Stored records
= Beginning of Section =
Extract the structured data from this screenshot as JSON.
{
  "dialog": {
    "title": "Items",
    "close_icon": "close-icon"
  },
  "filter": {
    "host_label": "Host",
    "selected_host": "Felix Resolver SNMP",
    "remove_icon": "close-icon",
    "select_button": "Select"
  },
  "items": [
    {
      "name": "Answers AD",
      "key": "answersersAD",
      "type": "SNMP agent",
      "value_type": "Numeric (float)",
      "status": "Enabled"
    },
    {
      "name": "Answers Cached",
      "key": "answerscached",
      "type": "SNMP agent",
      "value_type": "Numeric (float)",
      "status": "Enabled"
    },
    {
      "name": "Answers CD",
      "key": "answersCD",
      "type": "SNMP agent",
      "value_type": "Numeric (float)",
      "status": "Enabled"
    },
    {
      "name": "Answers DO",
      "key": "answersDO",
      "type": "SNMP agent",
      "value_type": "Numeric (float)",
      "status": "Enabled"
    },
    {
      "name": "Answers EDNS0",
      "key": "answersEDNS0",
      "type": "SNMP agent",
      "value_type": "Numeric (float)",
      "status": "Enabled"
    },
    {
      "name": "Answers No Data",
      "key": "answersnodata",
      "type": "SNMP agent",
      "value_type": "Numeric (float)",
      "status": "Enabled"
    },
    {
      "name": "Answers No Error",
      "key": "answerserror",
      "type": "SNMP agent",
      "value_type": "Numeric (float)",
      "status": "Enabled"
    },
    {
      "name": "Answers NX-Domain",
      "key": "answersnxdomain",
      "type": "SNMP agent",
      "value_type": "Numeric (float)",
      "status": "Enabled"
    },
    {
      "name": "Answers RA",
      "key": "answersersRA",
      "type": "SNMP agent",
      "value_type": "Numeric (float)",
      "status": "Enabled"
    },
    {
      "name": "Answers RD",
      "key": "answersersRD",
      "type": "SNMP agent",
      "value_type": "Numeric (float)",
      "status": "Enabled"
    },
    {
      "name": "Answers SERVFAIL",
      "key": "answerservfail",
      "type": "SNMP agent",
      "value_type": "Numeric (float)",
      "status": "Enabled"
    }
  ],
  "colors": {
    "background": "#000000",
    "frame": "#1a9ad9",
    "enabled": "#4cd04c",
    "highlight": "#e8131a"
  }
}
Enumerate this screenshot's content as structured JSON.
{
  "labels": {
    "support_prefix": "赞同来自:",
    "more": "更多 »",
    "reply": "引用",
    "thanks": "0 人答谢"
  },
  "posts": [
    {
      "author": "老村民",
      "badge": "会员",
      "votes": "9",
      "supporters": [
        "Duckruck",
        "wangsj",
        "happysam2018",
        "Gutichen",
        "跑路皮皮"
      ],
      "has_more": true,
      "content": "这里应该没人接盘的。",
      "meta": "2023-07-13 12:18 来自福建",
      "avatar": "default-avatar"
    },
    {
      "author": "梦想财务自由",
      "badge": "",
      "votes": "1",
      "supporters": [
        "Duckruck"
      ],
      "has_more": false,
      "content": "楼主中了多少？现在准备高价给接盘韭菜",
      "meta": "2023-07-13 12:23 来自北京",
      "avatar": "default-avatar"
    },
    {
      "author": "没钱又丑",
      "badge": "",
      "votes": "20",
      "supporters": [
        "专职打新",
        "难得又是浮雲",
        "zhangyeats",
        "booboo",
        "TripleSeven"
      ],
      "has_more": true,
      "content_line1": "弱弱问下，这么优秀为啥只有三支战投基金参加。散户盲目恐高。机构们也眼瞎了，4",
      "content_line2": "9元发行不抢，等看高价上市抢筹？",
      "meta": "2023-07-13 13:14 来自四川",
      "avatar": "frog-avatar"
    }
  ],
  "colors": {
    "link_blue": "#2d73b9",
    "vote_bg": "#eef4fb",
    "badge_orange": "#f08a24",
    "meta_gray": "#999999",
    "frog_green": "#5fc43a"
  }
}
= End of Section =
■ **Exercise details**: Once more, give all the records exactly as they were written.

■ **Solution**:
Extract the structured data from this screenshot as JSON.
{
  "dialog": {
    "title": "Items",
    "close_icon": "close-icon"
  },
  "filter": {
    "host_label": "Host",
    "selected_host": "Felix Resolver SNMP",
    "remove_icon": "close-icon",
    "select_button": "Select"
  },
  "items": [
    {
      "name": "Answers AD",
      "key": "answersersAD",
      "type": "SNMP agent",
      "value_type": "Numeric (float)",
      "status": "Enabled"
    },
    {
      "name": "Answers Cached",
      "key": "answerscached",
      "type": "SNMP agent",
      "value_type": "Numeric (float)",
      "status": "Enabled"
    },
    {
      "name": "Answers CD",
      "key": "answersCD",
      "type": "SNMP agent",
      "value_type": "Numeric (float)",
      "status": "Enabled"
    },
    {
      "name": "Answers DO",
      "key": "answersDO",
      "type": "SNMP agent",
      "value_type": "Numeric (float)",
      "status": "Enabled"
    },
    {
      "name": "Answers EDNS0",
      "key": "answersEDNS0",
      "type": "SNMP agent",
      "value_type": "Numeric (float)",
      "status": "Enabled"
    },
    {
      "name": "Answers No Data",
      "key": "answersnodata",
      "type": "SNMP agent",
      "value_type": "Numeric (float)",
      "status": "Enabled"
    },
    {
      "name": "Answers No Error",
      "key": "answerserror",
      "type": "SNMP agent",
      "value_type": "Numeric (float)",
      "status": "Enabled"
    },
    {
      "name": "Answers NX-Domain",
      "key": "answersnxdomain",
      "type": "SNMP agent",
      "value_type": "Numeric (float)",
      "status": "Enabled"
    },
    {
      "name": "Answers RA",
      "key": "answersersRA",
      "type": "SNMP agent",
      "value_type": "Numeric (float)",
      "status": "Enabled"
    },
    {
      "name": "Answers RD",
      "key": "answersersRD",
      "type": "SNMP agent",
      "value_type": "Numeric (float)",
      "status": "Enabled"
    },
    {
      "name": "Answers SERVFAIL",
      "key": "answerservfail",
      "type": "SNMP agent",
      "value_type": "Numeric (float)",
      "status": "Enabled"
    }
  ],
  "colors": {
    "background": "#000000",
    "frame": "#1a9ad9",
    "enabled": "#4cd04c",
    "highlight": "#e8131a"
  }
}
Enumerate this screenshot's content as structured JSON.
{
  "labels": {
    "support_prefix": "赞同来自:",
    "more": "更多 »",
    "reply": "引用",
    "thanks": "0 人答谢"
  },
  "posts": [
    {
      "author": "老村民",
      "badge": "会员",
      "votes": "9",
      "supporters": [
        "Duckruck",
        "wangsj",
        "happysam2018",
        "Gutichen",
        "跑路皮皮"
      ],
      "has_more": true,
      "content": "这里应该没人接盘的。",
      "meta": "2023-07-13 12:18 来自福建",
      "avatar": "default-avatar"
    },
    {
      "author": "梦想财务自由",
      "badge": "",
      "votes": "1",
      "supporters": [
        "Duckruck"
      ],
      "has_more": false,
      "content": "楼主中了多少？现在准备高价给接盘韭菜",
      "meta": "2023-07-13 12:23 来自北京",
      "avatar": "default-avatar"
    },
    {
      "author": "没钱又丑",
      "badge": "",
      "votes": "20",
      "supporters": [
        "专职打新",
        "难得又是浮雲",
        "zhangyeats",
        "booboo",
        "TripleSeven"
      ],
      "has_more": true,
      "content_line1": "弱弱问下，这么优秀为啥只有三支战投基金参加。散户盲目恐高。机构们也眼瞎了，4",
      "content_line2": "9元发行不抢，等看高价上市抢筹？",
      "meta": "2023-07-13 13:14 来自四川",
      "avatar": "frog-avatar"
    }
  ],
  "colors": {
    "link_blue": "#2d73b9",
    "vote_bg": "#eef4fb",
    "badge_orange": "#f08a24",
    "meta_gray": "#999999",
    "frog_green": "#5fc43a"
  }
}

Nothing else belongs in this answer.